Court says student's open-meetings suit can move forward


Colo. judge declines college trustees' motion to dismiss former editor's suit





COLORADO — A former student editor’s lawsuit alleging violations of state open-meetings law by her college’s board of trustees will go to trial, a state court ruled in July. 

Megan Fromm, former editor of the Criterion, a student newspaper at Mesa State College, believes the board illegally entered into executive session to discuss the procedure for finding a new president for the public college in Grand Junction. 

She filed a lawsuit against the board in early March after it denied her open-records request for the audio tapes of the closed meeting.

“The court agrees with the plaintiff that the legislature intended that one specific type of employment matter, that of establishing procedures for hiring a college president, may not be decided in executive session by a search committee,” stated Mesa County District Judge Amanda Bailey in a July 2 ruling.

Fromm is asking the court to privately inspect the tapes of the executive session to see if matters that should have been discussed in public were included in the closed meeting. 

In denying the board’s motion to dismiss the lawsuit, the court agreed with Fromm’s assertion that the board’s public adoption of a presidential search committee was a “rubber stamping” of a decision the board made behind closed doors.

“Colorado law prohibits this type of evasion of public debate and scrutiny, where all meaningful discussion and decision occur behind closed doors,” the ruling stated.

Fromm said she was happy with this first step in the case, but said “the real nuts and bolts still need to be worked out.”
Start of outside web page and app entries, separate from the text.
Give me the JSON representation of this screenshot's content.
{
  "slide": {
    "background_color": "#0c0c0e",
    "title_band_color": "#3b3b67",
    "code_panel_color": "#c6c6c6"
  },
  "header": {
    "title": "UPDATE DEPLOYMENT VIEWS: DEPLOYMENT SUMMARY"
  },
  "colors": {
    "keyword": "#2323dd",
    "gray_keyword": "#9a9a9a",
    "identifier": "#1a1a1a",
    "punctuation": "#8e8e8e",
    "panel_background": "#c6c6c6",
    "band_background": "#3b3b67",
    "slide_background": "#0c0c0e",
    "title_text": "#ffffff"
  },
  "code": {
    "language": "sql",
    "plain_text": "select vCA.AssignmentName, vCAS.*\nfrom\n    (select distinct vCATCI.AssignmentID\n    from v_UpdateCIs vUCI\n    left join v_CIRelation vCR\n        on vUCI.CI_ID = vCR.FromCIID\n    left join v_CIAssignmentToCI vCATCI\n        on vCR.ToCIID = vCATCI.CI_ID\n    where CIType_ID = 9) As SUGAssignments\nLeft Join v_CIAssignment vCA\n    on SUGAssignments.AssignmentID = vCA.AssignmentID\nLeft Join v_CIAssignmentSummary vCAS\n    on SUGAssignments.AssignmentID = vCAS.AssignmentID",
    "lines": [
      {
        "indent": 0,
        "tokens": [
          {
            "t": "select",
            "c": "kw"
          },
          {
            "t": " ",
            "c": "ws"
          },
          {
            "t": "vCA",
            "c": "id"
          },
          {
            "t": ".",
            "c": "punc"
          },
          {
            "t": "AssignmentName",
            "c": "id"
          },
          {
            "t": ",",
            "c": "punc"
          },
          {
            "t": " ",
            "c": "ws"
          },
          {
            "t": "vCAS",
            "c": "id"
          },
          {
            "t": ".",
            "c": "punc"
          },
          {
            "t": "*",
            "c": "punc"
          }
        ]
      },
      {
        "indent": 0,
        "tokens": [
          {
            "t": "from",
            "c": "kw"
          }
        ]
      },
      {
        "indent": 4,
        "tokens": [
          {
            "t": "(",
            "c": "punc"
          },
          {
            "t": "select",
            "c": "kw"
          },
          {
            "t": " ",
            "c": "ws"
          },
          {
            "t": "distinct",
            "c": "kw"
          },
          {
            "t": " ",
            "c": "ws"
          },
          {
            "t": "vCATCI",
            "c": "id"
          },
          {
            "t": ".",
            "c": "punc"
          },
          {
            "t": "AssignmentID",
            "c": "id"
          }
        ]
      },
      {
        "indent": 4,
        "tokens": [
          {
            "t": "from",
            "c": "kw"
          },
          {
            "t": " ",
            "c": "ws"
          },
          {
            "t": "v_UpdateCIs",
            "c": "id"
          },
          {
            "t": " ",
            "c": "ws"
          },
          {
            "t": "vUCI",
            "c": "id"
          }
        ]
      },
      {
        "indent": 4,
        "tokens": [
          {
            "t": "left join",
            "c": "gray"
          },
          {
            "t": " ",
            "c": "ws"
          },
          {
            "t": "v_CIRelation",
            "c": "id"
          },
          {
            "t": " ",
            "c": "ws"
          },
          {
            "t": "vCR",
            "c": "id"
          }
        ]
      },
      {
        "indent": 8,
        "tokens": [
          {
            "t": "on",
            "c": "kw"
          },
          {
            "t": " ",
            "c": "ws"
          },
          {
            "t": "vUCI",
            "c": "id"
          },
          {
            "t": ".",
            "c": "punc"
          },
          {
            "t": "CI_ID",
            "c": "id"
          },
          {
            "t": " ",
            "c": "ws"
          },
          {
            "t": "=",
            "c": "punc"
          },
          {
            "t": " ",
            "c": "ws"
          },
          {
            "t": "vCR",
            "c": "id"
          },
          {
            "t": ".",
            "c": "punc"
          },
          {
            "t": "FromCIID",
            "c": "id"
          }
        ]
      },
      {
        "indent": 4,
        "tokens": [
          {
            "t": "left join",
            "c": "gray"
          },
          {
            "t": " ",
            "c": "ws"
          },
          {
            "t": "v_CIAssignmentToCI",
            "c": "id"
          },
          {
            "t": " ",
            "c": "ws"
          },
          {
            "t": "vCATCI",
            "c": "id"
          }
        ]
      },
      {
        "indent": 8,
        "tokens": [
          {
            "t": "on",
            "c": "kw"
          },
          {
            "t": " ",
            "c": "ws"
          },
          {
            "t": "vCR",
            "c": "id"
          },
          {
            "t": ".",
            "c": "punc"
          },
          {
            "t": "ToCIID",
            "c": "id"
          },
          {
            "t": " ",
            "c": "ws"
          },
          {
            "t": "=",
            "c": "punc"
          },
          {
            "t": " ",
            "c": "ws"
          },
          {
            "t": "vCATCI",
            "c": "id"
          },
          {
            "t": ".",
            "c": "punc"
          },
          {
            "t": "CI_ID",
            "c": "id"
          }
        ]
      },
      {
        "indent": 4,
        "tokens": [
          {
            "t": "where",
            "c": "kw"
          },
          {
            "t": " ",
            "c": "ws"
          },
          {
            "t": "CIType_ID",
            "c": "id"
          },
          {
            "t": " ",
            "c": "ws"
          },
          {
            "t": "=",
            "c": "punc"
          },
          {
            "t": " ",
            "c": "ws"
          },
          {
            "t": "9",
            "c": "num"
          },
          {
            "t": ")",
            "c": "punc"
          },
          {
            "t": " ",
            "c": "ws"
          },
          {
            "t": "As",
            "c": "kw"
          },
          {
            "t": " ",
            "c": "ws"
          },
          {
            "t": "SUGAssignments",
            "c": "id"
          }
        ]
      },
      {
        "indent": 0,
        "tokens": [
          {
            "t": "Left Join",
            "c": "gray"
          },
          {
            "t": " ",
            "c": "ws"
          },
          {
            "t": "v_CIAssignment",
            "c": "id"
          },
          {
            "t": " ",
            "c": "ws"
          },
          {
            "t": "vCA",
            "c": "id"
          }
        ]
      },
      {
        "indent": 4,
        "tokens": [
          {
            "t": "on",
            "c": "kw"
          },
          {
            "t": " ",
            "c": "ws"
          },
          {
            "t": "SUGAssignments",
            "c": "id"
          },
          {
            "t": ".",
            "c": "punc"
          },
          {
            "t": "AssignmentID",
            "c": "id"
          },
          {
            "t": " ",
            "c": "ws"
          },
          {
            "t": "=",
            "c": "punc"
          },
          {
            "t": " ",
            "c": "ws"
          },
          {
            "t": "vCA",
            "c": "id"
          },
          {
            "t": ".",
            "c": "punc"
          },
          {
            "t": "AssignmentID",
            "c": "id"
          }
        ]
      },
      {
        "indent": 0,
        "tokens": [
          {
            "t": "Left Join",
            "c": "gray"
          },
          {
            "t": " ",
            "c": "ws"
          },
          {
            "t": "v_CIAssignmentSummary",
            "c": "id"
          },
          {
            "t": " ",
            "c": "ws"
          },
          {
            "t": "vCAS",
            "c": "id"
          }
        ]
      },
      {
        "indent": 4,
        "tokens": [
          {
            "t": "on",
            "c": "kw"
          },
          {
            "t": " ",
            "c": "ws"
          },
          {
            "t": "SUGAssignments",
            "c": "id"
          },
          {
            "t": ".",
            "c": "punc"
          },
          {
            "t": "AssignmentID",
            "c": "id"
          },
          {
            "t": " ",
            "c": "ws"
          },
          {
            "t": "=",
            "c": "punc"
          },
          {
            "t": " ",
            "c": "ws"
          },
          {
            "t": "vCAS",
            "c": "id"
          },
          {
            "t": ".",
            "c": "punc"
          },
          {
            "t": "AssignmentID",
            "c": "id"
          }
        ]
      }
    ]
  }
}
She said she is not challenging the board’s decision to hire Tim Foster as college president, just the legality of the executive sessions that led to his hiring.

“I really hope that there is a consensus we can come to of how a board is expected to operate,” she said. 

“The best thing that can come out of this is for the board to say, ‘Yeah, we recognize the best thing for us to do is to work publicly as much as possible.’”

The judge ordered Fromm and the board to try to reach an out-of-court resolution in the dispute before the matter goes to trial.

CASE: Fromm v. Mesa State College Bd. Of Trustees, Case No. 04 CV 159 (Colo. Dist. Ct. Mesa County July 2, 2004


Fall 2004, reports